Chinese envoy rails against US ‘bullying’ Israel over investments

“China never set obstacles to US-Israel cooperation, so I don’t think it makes any sense for the US to question China-Israel cooperation,” Zhai Jun added.

Carmel Tunnel Project 311 (photo credit: Ron Friedman)
Carmel Tunnel Project 311
(photo credit: Ron Friedman)
The US is using “bullying tactics” to curb Chinese investments in Israel, Beijing’s Special Envoy for the Middle East Zhai Jun said Monday during a tour of the region.
Zhai’s comments come three weeks before the first meeting of a new Israeli inter-ministerial committee to review major foreign investments, established in light of US security concerns with the massive Chinese investment in vital Israeli infrastructure projects, including the management of the Haifa Port.
In a press briefing at the end of his trip to the region, which included meetings with Foreign Minister Israel Katz and Palestinian Authority President Mahmoud Abbas, Zhai accused the US of trying to block China’s economic development.
“The US is not very happy about China’s development and rapid growth, and tries to make trouble,” he said. “They are using bullying tactics to curb and contain China’s development and set obstacles to China-Israel cooperation.
“China never set obstacles to US-Israel cooperation, so I don’t think it makes any sense for the US to question China-Israel cooperation,” he added.
Prior to US intervention, economic cooperation between Israel and China, “based on mutual respect, mutual benefit, a win-win following market-based rules,” was not a problem, Zhai said.

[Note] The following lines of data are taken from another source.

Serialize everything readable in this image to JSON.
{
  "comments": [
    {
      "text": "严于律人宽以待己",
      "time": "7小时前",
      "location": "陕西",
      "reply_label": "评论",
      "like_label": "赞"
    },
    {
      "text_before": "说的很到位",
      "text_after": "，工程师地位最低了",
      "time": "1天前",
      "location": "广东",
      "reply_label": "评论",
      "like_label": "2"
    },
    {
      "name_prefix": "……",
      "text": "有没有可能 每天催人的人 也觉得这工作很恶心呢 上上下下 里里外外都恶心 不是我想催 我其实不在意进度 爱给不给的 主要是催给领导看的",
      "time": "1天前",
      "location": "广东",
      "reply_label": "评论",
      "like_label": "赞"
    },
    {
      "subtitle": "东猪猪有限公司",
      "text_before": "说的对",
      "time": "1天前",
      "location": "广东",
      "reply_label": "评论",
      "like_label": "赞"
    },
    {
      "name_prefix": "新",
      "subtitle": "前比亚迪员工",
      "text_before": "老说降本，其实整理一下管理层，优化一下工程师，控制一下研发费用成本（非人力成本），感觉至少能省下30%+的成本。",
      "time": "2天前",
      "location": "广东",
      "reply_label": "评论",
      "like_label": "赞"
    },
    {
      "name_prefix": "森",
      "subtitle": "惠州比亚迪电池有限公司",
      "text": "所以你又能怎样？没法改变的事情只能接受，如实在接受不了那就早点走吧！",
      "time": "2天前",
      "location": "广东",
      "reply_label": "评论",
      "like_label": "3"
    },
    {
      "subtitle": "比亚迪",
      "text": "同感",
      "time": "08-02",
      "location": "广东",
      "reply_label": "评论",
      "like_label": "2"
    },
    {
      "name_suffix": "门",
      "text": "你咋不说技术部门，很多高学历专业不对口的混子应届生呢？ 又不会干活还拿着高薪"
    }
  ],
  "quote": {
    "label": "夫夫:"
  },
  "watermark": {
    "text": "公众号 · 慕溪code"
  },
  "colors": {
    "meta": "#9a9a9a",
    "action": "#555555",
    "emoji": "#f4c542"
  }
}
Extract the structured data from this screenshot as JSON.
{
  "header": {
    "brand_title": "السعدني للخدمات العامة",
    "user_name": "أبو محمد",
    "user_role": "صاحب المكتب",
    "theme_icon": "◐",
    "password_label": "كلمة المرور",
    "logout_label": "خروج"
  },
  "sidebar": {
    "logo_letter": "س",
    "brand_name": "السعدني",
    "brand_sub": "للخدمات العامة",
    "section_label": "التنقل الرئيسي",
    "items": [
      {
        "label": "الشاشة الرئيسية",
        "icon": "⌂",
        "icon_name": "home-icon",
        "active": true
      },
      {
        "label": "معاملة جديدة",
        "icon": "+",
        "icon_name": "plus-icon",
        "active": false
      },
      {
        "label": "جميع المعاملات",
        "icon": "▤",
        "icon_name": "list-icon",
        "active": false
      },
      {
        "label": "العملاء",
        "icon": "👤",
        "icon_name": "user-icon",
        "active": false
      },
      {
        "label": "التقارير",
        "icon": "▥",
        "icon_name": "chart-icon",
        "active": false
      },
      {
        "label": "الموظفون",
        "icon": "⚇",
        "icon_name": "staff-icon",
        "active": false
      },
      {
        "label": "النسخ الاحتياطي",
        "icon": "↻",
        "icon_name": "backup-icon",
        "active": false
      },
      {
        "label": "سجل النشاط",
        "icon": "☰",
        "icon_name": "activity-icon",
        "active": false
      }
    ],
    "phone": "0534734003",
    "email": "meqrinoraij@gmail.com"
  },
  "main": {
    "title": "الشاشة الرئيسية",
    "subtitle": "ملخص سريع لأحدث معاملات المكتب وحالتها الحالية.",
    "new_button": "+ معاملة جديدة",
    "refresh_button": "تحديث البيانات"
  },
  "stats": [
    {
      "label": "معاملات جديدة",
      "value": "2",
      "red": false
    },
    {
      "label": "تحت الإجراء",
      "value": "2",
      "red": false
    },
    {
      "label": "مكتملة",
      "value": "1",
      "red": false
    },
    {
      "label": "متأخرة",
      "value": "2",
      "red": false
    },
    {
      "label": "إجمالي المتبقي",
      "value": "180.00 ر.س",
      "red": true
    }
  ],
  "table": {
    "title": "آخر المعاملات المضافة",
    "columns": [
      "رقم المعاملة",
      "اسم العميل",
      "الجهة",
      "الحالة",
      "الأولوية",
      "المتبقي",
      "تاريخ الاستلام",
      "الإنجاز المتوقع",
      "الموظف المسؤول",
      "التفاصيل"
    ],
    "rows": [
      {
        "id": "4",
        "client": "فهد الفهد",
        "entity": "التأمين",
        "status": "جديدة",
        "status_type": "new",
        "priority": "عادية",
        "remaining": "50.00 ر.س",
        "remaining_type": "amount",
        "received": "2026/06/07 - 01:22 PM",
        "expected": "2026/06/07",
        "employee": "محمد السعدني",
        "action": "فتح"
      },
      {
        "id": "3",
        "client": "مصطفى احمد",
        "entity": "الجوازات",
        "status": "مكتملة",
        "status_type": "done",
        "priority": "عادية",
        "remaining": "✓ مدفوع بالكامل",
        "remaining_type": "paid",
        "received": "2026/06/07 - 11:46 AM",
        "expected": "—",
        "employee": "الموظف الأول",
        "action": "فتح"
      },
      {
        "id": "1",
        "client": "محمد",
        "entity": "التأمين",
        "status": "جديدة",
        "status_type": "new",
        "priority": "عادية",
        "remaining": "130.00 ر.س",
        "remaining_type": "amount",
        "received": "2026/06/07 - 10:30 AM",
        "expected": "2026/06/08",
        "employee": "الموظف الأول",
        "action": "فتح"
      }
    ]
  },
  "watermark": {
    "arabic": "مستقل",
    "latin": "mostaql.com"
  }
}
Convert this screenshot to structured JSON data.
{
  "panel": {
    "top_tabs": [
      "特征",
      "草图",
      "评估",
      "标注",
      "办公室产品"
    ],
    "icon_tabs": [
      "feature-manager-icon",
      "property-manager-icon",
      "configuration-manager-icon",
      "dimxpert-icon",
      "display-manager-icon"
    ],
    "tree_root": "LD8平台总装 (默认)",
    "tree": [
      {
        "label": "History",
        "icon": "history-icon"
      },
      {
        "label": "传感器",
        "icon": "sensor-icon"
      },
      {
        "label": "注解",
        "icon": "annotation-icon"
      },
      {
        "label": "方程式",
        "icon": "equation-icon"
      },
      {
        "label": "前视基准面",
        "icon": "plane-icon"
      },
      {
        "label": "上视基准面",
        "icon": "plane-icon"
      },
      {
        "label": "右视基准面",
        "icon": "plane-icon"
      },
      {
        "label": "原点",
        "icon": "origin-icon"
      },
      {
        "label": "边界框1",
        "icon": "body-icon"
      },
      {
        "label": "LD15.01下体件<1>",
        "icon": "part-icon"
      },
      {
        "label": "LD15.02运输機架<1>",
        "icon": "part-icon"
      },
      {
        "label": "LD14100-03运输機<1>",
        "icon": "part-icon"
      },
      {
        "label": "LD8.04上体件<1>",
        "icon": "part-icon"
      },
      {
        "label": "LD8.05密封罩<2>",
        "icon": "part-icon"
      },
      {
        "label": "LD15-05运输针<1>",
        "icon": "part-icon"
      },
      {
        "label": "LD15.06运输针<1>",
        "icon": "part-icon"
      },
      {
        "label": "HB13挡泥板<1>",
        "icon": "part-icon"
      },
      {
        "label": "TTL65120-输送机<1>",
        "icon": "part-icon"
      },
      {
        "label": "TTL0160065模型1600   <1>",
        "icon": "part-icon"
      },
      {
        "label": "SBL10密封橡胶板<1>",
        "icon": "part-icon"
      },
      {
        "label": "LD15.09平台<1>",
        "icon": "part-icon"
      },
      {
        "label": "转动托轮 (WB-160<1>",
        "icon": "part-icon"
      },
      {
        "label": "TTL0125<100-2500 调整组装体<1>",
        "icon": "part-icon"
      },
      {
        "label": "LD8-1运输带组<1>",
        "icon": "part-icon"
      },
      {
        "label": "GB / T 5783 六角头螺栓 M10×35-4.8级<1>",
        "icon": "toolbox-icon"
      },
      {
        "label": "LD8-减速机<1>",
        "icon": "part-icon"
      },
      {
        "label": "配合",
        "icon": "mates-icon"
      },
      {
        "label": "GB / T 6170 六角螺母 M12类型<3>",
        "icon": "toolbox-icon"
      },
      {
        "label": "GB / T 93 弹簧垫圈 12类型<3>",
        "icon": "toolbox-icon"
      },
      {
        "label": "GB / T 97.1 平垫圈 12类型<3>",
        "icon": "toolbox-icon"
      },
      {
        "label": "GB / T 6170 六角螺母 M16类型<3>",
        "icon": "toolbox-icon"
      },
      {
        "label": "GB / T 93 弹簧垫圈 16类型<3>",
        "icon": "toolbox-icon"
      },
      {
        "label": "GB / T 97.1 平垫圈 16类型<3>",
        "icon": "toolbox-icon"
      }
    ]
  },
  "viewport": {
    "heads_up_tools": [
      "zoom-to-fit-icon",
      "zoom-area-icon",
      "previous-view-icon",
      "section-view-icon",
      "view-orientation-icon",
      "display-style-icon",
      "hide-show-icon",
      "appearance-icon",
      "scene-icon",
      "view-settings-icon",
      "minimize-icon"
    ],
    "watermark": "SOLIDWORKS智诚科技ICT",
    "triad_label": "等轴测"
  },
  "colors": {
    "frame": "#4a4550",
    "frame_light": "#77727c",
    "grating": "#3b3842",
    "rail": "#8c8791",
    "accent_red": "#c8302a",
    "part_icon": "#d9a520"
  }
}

Chinese investments in Israel has been one of the few sticking points between Israel and the US under US President Donald Trump, as Washington and Beijing are in a trade war.
Israel prioritizes its relationship with the US, its most important strategic ally, but has sought to avoid discouraging Chinese investments in Israel’s economy, which have increased in recent years.
In recent years, China has invested in the Carmel Tunnel project in Haifa, the Tel Aviv light rail’s Red Line, and the ports of Ashdod and Haifa. As well, major food producer Tnuva was sold to a Chinese firm.
The new committee will meet for the first time on January 1 to review investments is meant to balance encouraging foreign investments and economic prosperity without sacrificing national security. It will include representatives from the Finance, and Defense Ministries as well as the National Security Council, and observers from the Foreign and Economics Ministries and National Economics Council.
Zhai said Katz welcomed more Chinese investment in Israel, and that economic cooperation “serves a common need and serves the people of both countries.”
The Foreign Ministry declined to comment on the meeting.
An official in Zhai’s delegation lamented that the ongoing political instability in Israel, with two elections in one year and a third likely to be declared this week, has negatively impacted ties with China.
The lack of a new government has prevented high-level exchanges of delegations between the two countries, seen as a vital factor in relations between Jerusalem and Beijing.
The lack of a coalition has also held up a free trade agreement between Israel and China, which has undergone seven rounds of negotiations and is almost complete. However, the agreement would have to be authorized by the Knesset, which is will be dissolved on Wednesday if no candidate for prime minister is chosen.
China is Israel’s third-largest trading partner.